Monday, January 4, 2016

Joplin Rice -- Hurricane Alaska

I wrote about Joplin Rice's Low Hum a few months ago, but Rice edged in another 2015 release at almost the last second. Rice has melancholy down to a fine art. Where Low Hum saw Rice alone in his bedroom crooning ballads to an acoustic guitar, Hurricane Alaska finds him alone in his bedroom with the magic of multi-tracking. The full band sound suits Rice: he has a strong power pop sensibility that calls to mind Athens, GA ca. the early '90s. It allows his plaintive voice and lyrics about isolation become lost in a swell of cheerful song, which ultimately drives his point home even more.


For better or worse, the layered music obfuscates Rice's pointed lyrics. That's not necessarily a bad thing, though -- it serves to soften the blow. When you hear

if you ask me out i probably won't go
even though you're beautiful//don't act like you don't know
'cause you don't need to be look-aftering
while the rest of your life should be happening
so give me bourbon in a cup
give me somewhere to throw up
give me pictures in the sky
give me someone i can fight
'cause you should be somewhere disastering
with someone else who doesn't understand what that can mean

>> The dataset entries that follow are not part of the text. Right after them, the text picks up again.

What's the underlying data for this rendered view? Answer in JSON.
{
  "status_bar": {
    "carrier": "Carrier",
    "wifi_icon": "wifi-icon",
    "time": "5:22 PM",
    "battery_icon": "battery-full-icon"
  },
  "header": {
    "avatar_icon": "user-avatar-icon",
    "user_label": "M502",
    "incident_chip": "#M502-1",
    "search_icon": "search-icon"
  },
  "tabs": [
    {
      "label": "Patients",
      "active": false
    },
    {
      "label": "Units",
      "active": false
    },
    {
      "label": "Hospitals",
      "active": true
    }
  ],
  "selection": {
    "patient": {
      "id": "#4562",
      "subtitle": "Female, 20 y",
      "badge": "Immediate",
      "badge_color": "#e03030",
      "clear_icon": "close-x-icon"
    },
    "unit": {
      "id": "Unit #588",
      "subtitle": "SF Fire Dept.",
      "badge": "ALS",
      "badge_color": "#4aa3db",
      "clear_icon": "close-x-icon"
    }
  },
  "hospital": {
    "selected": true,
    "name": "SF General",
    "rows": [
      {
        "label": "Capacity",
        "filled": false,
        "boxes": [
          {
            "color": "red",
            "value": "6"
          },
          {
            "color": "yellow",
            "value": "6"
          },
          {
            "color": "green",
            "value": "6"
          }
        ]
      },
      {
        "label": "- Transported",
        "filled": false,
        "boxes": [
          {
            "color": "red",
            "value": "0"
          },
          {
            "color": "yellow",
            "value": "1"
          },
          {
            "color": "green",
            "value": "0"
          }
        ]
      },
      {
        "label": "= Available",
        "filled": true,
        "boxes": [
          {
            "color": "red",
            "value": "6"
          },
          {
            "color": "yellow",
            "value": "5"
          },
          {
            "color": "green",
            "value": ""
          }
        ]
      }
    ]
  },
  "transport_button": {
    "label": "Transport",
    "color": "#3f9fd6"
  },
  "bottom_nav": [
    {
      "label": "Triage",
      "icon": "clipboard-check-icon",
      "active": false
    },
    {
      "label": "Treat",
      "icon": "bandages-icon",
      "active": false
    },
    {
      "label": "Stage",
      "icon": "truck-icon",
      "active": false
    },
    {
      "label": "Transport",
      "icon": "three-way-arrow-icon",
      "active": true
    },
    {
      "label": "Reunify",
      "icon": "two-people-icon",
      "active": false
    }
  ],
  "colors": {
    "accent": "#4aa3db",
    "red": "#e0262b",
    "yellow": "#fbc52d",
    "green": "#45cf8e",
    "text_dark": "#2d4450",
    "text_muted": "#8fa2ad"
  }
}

float through the distorted guitars, maybe after your third listen, you'll find yourself good and sucker-punched. Hurricane Alaska is a sobering album -- or at least one for sobering up -- but it might be the right kind of bitter medicine to drink when you're in a funk.



Joplin Rice -- Facebook, Bandcamp, info on his alter-ego Ezra Triste